Sule and other cycling and pedestrian advocates said the state government will be a pivotal partner in developing safer and more efficient modes of pedestrian transportation. But politics in Raleigh and a lack of funding for pedestrian and cycling facilities could squander the momentum to redesign and invest in public pedestrian spaces.

The COVID-19 pandemic revealed what advocates have known for years: that most North Carolina cities and towns lack functional public transit and pedestrian infrastructure, said Terry Lansdell of BikeWalk NC, a statewide advocacy group for pedestrians and cyclists.

“People experienced neighborhoods again during the shutdown,” he said. “They went outside, became more active and realized that a lot was lacking. They realized there was not a continuous sidewalk. They realized there weren’t bike lanes. During COVID, they became aware of their surroundings like they never have before.

“When we get back to normal, we still live in that place, and there may be no real choice other than to drive. But we have to build options and look to leaders to do it.”

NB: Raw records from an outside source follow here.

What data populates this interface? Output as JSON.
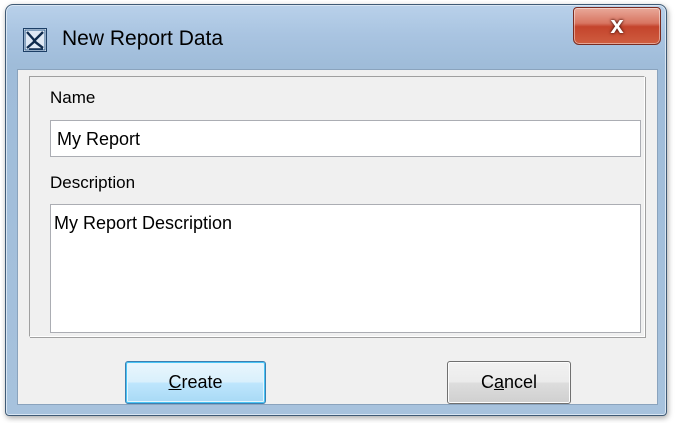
{
  "window": {
    "title": "New Report Data",
    "close_label": "x"
  },
  "form": {
    "name_label": "Name",
    "name_value": "My Report",
    "description_label": "Description",
    "description_value": "My Report Description"
  },
  "buttons": {
    "create_mnemonic": "C",
    "create_rest": "reate",
    "cancel_prefix": "C",
    "cancel_mnemonic": "a",
    "cancel_rest": "ncel"
  },
  "colors": {
    "frame": "#a9c4e1",
    "close_button": "#c4442c",
    "client": "#f0f0f0",
    "default_button_border": "#3c7fb1"
  },
  "icons": {
    "app": "report-data-icon",
    "close": "close-icon"
  }
}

The moment of possibility for biking is not the first. Bicycle ridership spiked in the U.S. during the 1973 oil crisis, which strained the U.S. fuel supply, Sule said.

Yet once the oil flowed again, he said, drivers settled back behind the wheel of their automobiles.

He is hoping this time is different.

Making plans

On Feb. 16, North Carolina released its first long-range transportation plan. Known as NC Moves 2050, the multimodal transportation plan proposes eight strategies and 32 actions to improve the state’s transportation system over the next three decades.

The strategies include expanding multimodal options such as public transportation, cycling facilities, greenways and other shared-use paths for pedestrians.

According to the report, one of the challenges to building more sidewalks and bike routes is the lack of funding: The N.C. Department of Transportation budget of $4.96 billion allocates just $800,000 to cycling.

“What really draws people to bikes are safe facilities,” Sule said, but “so much of our infrastructure puts cyclists and pedestrians in peril.”

A former middle school teacher, Sule launched Asheville on Bikes in 2006, aiming to build an urban cycling culture in Asheville by making it safer and more accessible. Among the organization’s recent achievements is advocating for a protected bike lane — the city’s only stretch — along a recently reengineered section of road in the city’s River Arts District.

“People are going to see and experience features like this and are going to want more of it,” he said.